Not many people like testifying in court, particularly if they’re not prepared for trial. As a witness, you’re expected to tell the truth, the whole truth, and nothing but the truth, which is not easy. Telling your side of the story is easier when you’re not in court or in front of a jury.
Witnesses are expected to convey their side of the story incredibly, meaning they should be well-prepared for the right results. If you witnessed a car accident and you’re preparing to take the witness stand, you should contact a car accident attorney in Alaska.
Tips for Trial Testimony
The following are some of the tips that can help you prepare to take the witness stand.
1. Being Truthful
If you’re preparing to take the witness stand, being truthful is a minimum expectation. In other words, you should avoid certain things when you take the witness stand, including:
· Arguing to make a point;
· Dodge sensitive questions;
· Changing the facts of what you witnessed;
· Exaggerating the facts of the case, and more.
As a witness, you should always be truthful to avoid exposing yourself to cross-examination. Always remember, that attorneys are trained to detect inconsistencies in witness testimonies. A truthful testimony is typically well-received by courts. In all cases, witness testimonies have favorable and unfavorable points to a case.
2. Listen to Questions Carefully
Not only that, but wait for the question to be asked. Unfortunately, most people become anxious when they take the witness stand. Most witnesses are quick to answer questions being asked and they forget to listen. If you don’t listen to what is being asked, you’ll end up answering a different question and not what was asked. To avoid this confusion, always wait until the question is asked entirely.
3. Answer the Relevant Questions

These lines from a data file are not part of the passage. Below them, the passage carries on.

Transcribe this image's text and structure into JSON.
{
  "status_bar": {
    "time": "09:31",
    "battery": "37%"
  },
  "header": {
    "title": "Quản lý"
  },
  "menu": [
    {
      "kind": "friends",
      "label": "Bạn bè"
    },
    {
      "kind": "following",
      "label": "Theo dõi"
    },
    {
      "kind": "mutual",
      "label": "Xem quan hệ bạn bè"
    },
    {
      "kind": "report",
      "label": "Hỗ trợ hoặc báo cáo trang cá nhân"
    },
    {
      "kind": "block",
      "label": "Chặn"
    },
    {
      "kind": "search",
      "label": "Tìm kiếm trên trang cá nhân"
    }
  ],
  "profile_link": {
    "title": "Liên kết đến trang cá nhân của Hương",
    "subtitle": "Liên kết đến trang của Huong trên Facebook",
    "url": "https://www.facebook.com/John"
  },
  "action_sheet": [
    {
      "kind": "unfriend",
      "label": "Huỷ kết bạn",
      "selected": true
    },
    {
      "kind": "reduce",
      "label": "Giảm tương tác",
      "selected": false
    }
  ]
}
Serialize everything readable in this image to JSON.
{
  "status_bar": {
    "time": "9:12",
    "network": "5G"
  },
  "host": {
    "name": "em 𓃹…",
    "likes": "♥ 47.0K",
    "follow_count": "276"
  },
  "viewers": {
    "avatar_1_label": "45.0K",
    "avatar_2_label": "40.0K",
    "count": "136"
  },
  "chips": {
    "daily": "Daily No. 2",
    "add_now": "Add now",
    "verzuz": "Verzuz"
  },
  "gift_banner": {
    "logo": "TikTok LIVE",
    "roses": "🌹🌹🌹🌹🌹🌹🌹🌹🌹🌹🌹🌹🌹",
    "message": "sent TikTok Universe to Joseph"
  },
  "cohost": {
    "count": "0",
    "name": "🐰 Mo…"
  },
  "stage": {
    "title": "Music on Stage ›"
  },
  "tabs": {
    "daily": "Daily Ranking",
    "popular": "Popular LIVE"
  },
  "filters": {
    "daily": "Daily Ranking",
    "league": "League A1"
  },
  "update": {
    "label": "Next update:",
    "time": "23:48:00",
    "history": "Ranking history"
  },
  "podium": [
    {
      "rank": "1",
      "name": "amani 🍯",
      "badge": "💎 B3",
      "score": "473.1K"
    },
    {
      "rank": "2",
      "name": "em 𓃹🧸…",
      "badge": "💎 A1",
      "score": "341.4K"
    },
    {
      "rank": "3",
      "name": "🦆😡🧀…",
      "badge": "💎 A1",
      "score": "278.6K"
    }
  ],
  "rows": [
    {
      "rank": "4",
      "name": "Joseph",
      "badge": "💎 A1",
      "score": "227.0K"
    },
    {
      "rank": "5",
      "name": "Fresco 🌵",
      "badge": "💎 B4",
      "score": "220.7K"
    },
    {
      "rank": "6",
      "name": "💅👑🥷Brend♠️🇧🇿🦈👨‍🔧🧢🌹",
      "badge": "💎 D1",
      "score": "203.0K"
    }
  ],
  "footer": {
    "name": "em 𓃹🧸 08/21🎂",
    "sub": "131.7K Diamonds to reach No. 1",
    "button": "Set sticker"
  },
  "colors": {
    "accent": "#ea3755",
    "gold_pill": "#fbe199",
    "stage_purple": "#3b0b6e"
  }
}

Witnesses should consider the scope of the questions asked and avoid going beyond the issue at hand. This is more so during cross-examination – just don’t volunteer information on anything else besides the current issue.
Answering the wrong questions will only complicate your case. In other words, you’ll be revealing additional facts to help your ally defeat you. If the answer to a question should be “yes” you should just say what you know even when you feel compelled to provide an explanation to back up your answer. Trying to explain or sugarcoat your testimony makes you look defensive and may harm your credibility.
4. Think before Answering
Failing to think before answering will work against you. Thinking before answering indicates that the witness is concerned with the truth. However, there are some instances when pausing too long can be a disadvantage. For example, if a question is about death.
5. Avoid Guessing Your Answers
If you don’t understand a question or you don’t know the answer to a particular question, seek clarification or say you don’t know. If you forgot certain facts about the case, just say you don’t remember.
Humans are not computers and also humans are subject to errors. Guesswork is the perfect tool for destroying the credibility of your case and losing the case in the long run.
6. Seek Clarification
Some questions can be ambiguous and that’s why you should seek clarification. Ambiguity arises when a statement or word gives off different meanings. In the tense atmosphere of a courtroom, some questions do not make sense. That said, witnesses should never try to second guess a question–just seek clarification. A good way is to ask for the question to be rephrased. By failing to seek clarification, you might be answering the wrong question and wrong testimony.
7. Be Slow to Anger
Always be patient with the questioner. Controlling your emotions will make it impossible for anyone to manipulate you. That said, always keep your emotions in check because you’re likely to lose if you fail to keep your emotions in check.
Lawyers are trained to detect signs of weakness in witnesses. When you’re angry, you’re likely to lose your cool and that’s where a skilled lawyer strikes. For instance, a lawyer will query the witness in an adversarial hoping to distract them.
9. Try to Relax on the Witness Stand
Relaxing at the witness stand is easier said than done. However, relaxed and conversational witnesses perform much better than those who are not composed. While it’s not always easy to keep your calm, it can be achieved if you carefully review the facts of a case and seek the assistance of your legal team. A confident witness can look the judge and jury in the eye and convincingly speak the “truth, the whole truth, and nothing but the truth.”
Are you preparing to take the witness stand? If so, you should first consult a legal professional to help you understand how to handle yourself as a witness.